The explanations offered by the White House and the pundits are less than satisfying.
Let's take a look.
1. He's too busy with health care. This explanation fails on several levels.
First, Obama has famously - and even angrily - touted his ability to multitask. During the campaign he felt it unnecessary to come off the trail for a day and go to Washington to deal with the exploding financial crisis. He found time during the auto company bailout negotiations to travel to Nevada for a Harry Reid fundraiser. He always seems to have time for David Letterman. He's on this month's cover of Men's Health touting his workout regime.
Beyond that, Air Force One has a phone. I'm guessing it even has super-duper teleconferencing capabilities. Hell, it's Air Force One, it can probably make Obama appear as a hologram in a Senate cloak room. It's not like he'd be out of touch.
True, there would be more to going to Copenhagen than flying over, giving the pitch and returning home. He'd have to do a certain amount of preparation - and maybe even some schmoozing. But really, doesn't he already know what to say?
2. There is a political risk. This one is really baffling. Some journalistic geniuses and political strategists have advanced the notion that if Obama goes all-in, as it were, and Chicago loses the bid, there will be blowback. America's standing will be diminished because of the president's lack of influence. And the American public will like Obama less for going to Copenhagen and losing.
Huh? World leaders will not judge Obama on whether he wins the Olympics. North Korea will not resume an aggressive posture because the IOC chooses Rio. Iran will not test a nuclear missile thinking that Obama has shown weakness. Pure lunacy. And the American public - to the extent that it cares - would hardly punish Obama at the polls in three years because he couldn't land the Games for his Chicago friends.
True, an advisor like David Axelrod could see how a failed attempt would just give commentators another checkmark in the loss column when they do their traditional one-year reviews of Obama's job performance. But please. And where is the Obama who so confidently proclaimed "I'm LeBron! I can do this!" before the then-state senator gave his speech at the 2004 Democratic National Convention?
3. Michelle is the best representative we have to win the Games. Nobody believes this. You lie, Mr. President.
4. Obama doesn't want to "own" the Olympics and become responsible for all the corruption that would surely follow a Chicago Games. This theory is behind the Reader's Ben Joravsky advice that the president stay home. The reasoning is that if Obama personally lands the Olympics, he'll have to answer for the inevitable cost overruns and contract scandals that would follow. (Could there be a venture this big in Chicago without indictments?
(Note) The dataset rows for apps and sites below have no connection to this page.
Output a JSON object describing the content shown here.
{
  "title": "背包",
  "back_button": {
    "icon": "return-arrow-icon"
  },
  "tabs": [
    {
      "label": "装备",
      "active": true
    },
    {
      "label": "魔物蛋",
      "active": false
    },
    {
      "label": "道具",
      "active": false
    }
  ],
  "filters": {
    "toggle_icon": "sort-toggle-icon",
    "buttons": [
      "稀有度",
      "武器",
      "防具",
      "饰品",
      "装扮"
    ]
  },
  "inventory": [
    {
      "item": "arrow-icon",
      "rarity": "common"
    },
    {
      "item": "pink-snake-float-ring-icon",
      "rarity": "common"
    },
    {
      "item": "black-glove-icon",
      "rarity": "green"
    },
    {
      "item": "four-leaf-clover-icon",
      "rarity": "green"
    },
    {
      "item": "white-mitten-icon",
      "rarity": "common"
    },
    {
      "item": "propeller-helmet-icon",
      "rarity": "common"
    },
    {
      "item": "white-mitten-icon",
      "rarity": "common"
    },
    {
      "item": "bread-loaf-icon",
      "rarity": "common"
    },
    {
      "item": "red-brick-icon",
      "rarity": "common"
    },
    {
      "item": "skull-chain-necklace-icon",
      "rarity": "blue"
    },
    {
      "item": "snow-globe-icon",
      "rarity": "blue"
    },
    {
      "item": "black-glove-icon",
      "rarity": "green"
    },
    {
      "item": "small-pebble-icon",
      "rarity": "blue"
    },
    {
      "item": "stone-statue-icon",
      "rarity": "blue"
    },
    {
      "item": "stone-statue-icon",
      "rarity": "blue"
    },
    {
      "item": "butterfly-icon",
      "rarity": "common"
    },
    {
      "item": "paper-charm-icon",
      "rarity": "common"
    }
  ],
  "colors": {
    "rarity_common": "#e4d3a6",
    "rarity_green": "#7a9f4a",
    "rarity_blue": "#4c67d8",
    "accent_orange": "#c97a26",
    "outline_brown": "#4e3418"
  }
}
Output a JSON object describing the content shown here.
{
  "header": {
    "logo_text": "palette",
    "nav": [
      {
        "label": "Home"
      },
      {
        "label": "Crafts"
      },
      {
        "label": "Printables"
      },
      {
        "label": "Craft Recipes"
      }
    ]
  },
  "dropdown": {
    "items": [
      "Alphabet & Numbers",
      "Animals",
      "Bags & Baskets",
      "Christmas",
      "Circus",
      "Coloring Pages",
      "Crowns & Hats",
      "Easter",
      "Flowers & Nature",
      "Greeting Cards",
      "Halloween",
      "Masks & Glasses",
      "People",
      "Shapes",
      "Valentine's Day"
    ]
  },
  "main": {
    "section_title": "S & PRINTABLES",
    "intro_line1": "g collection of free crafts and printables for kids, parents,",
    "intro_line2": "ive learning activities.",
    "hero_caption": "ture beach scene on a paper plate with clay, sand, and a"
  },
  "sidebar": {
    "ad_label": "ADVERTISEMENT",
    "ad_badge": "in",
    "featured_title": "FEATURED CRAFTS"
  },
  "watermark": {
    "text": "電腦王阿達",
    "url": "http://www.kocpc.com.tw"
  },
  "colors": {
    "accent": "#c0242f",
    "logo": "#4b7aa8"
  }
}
Someone will go to jail, probably not alone.)
But Obama already owns the Olympics. And he's already joined at the hip with Daley. After all, those are all Daley's people in the White House.
Sure, he might be putting himself at arm's length from the Games should they land in Chicago, but he's also at-risk by not going: He's now set up as the scapegoat if Chicago does not win the Games. For the better part of a year, the message that's been hammered into us is that Obama is the X Factor. Now he has to hope that's not true.
For complete coverage of Chicago's Olympic Bid click here.
Steve Rhodes is the proprietor of The Beachwood Reporter, a Chicago-centric news and culture review.